IP&T Alumnus to be Honored with Award
Richard Culatta is among BYU’s distinguished alumni for 2013
As a graduate student IP&T alumnus Richard Culatta was influential in redesigning the McKay School’s faculty technology support program. Today Culatta is Director of the Office of Educational Technology for the U.S. Department of Education. For his work prior to and in his current position at the Department of Education, he has been selected to be one of BYU’s Honored Alumni for 2013 and will deliver his guest lecture on October 10. At this time he will present “Five Opportunities to Change the World through Learning.”
Culatta’s teenage years prepared him for his professional career. Barbara Culatta, his mother, a professor in the Department of Communication Disorders, said she can recognize how the “qualities that he possessed then are now being applied to bigger systems-level decisions and innovations directed toward increasing the quality of education.” Richard Culatta was chief technology officer of the education facilities of the Central Intelligence Agency (CIA) and then education policy advisor for Senator Patty Murray (D-WA) before eventually progressing to his current position. Barbara Culatta said, “Richard has always been a creative thinker with an incredible amount of energy and dedication to whatever he would take on.”

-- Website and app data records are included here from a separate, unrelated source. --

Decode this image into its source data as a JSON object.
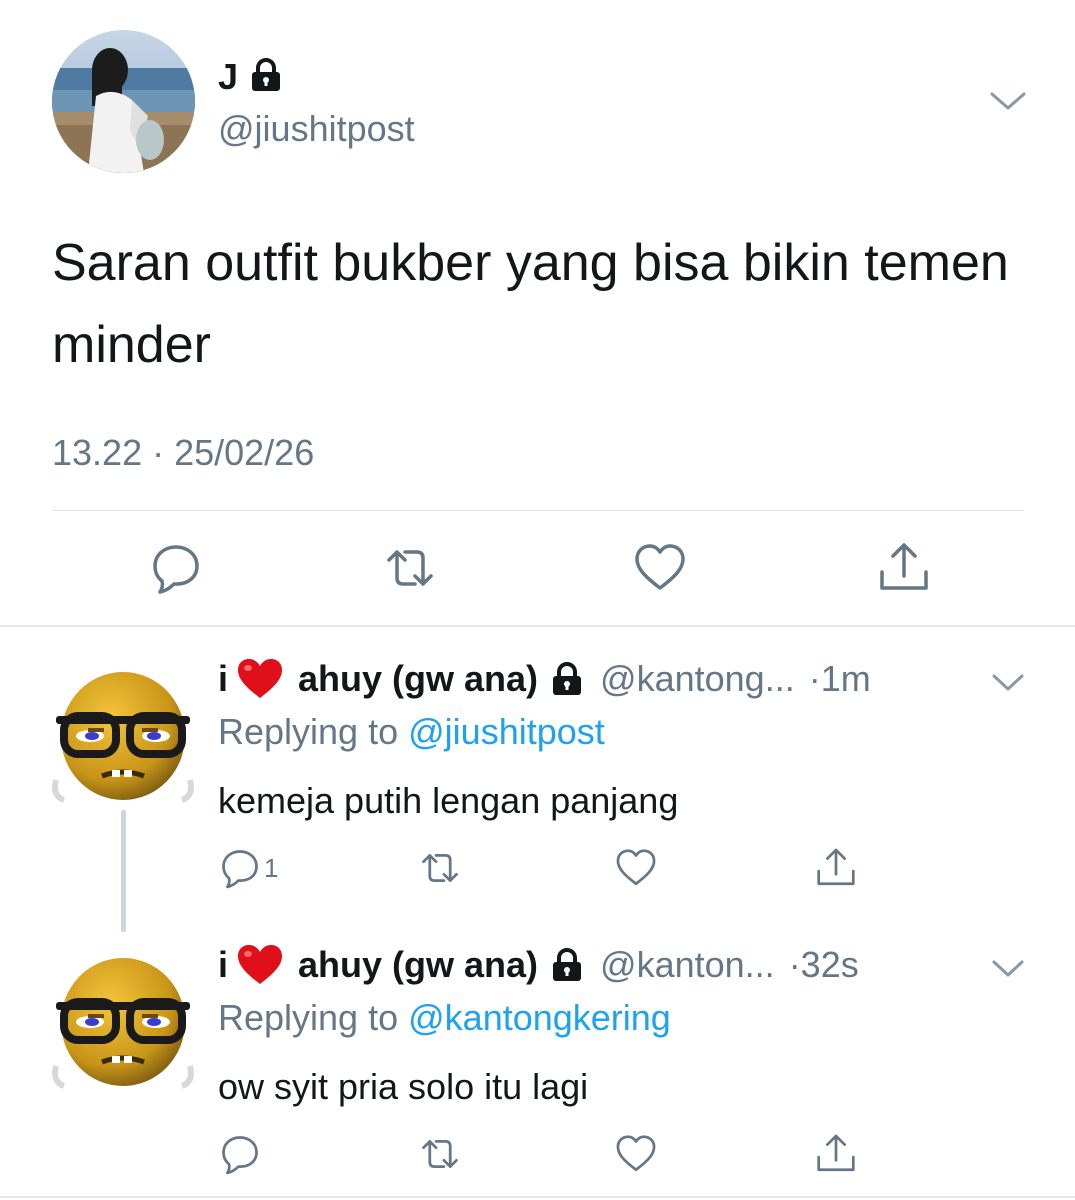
{
  "colors": {
    "text": "#14171a",
    "secondary": "#657786",
    "link": "#1da1f2",
    "divider": "#e1e8ed"
  },
  "main_tweet": {
    "display_name": "J",
    "handle": "@jiushitpost",
    "text": "Saran outfit bukber yang bisa bikin temen minder",
    "timestamp": "13.22 · 25/02/26",
    "icons": {
      "lock": "lock-icon",
      "more": "chevron-down-icon",
      "reply": "reply-icon",
      "retweet": "retweet-icon",
      "like": "heart-icon",
      "share": "share-icon"
    }
  },
  "replies": [
    {
      "name_prefix": "i",
      "name_emoji": "heart-emoji",
      "name_suffix": "ahuy (gw ana)",
      "handle": "@kantong...",
      "time": "·1m",
      "replying_label": "Replying to",
      "replying_to": "@jiushitpost",
      "text": "kemeja putih lengan panjang",
      "reply_count": "1"
    },
    {
      "name_prefix": "i",
      "name_emoji": "heart-emoji",
      "name_suffix": "ahuy (gw ana)",
      "handle": "@kanton...",
      "time": "·32s",
      "replying_label": "Replying to",
      "replying_to": "@kantongkering",
      "text": "ow syit pria solo itu lagi",
      "reply_count": ""
    }
  ]
}
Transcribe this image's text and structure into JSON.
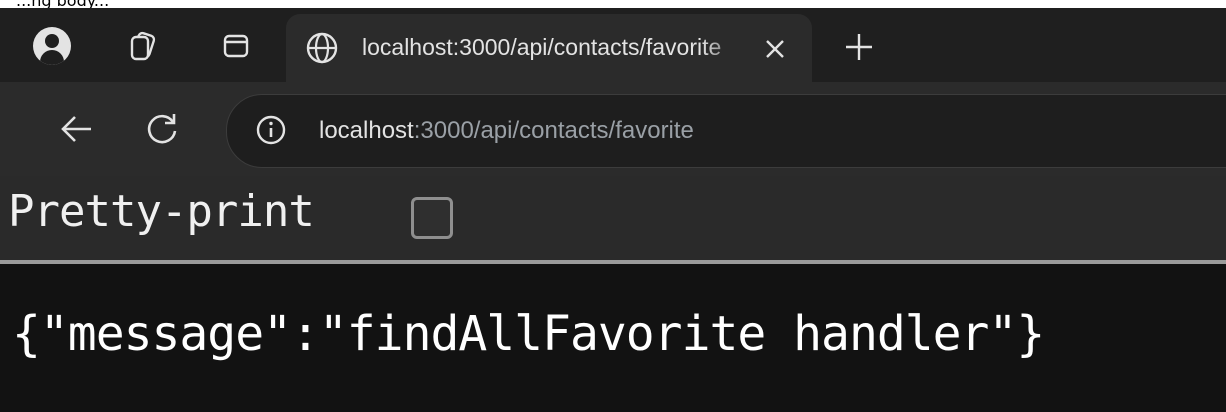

While at BYU Richard Culatta was an employee of what is now known as the Technology Education Computing (TEC) Lab. He “helped lay the groundwork for the communication and technology procedures the McKay School uses today,” said Roxanna Johnson, McKay School public relations administrator. “As a student and TEC Lab employee, his optimism and enthusiasm for what could be [has] motivated us all.”
After he graduated Culatta returned on multiple occasions to the McKay School to share his ideas and experiences, inviting some of the faculty to voice ideas related to his work. “He has never wavered from his commitment to deliver quality educational experiences to students of all ages and circumstances,” said Al Merkley, assistant dean of the McKay School.
Culatta is a leader in and advocate for educational innovation. His work focuses on open education, personalized learning, and learning games. “He is passionate about using the resources that technology affords to help move forward educational opportunities for students and [educators] that will benefit learners of any age,” Merkley said.
Hear Richard Culatta speak Thursday, October 10 at 11 a.m. in 115 MCKB.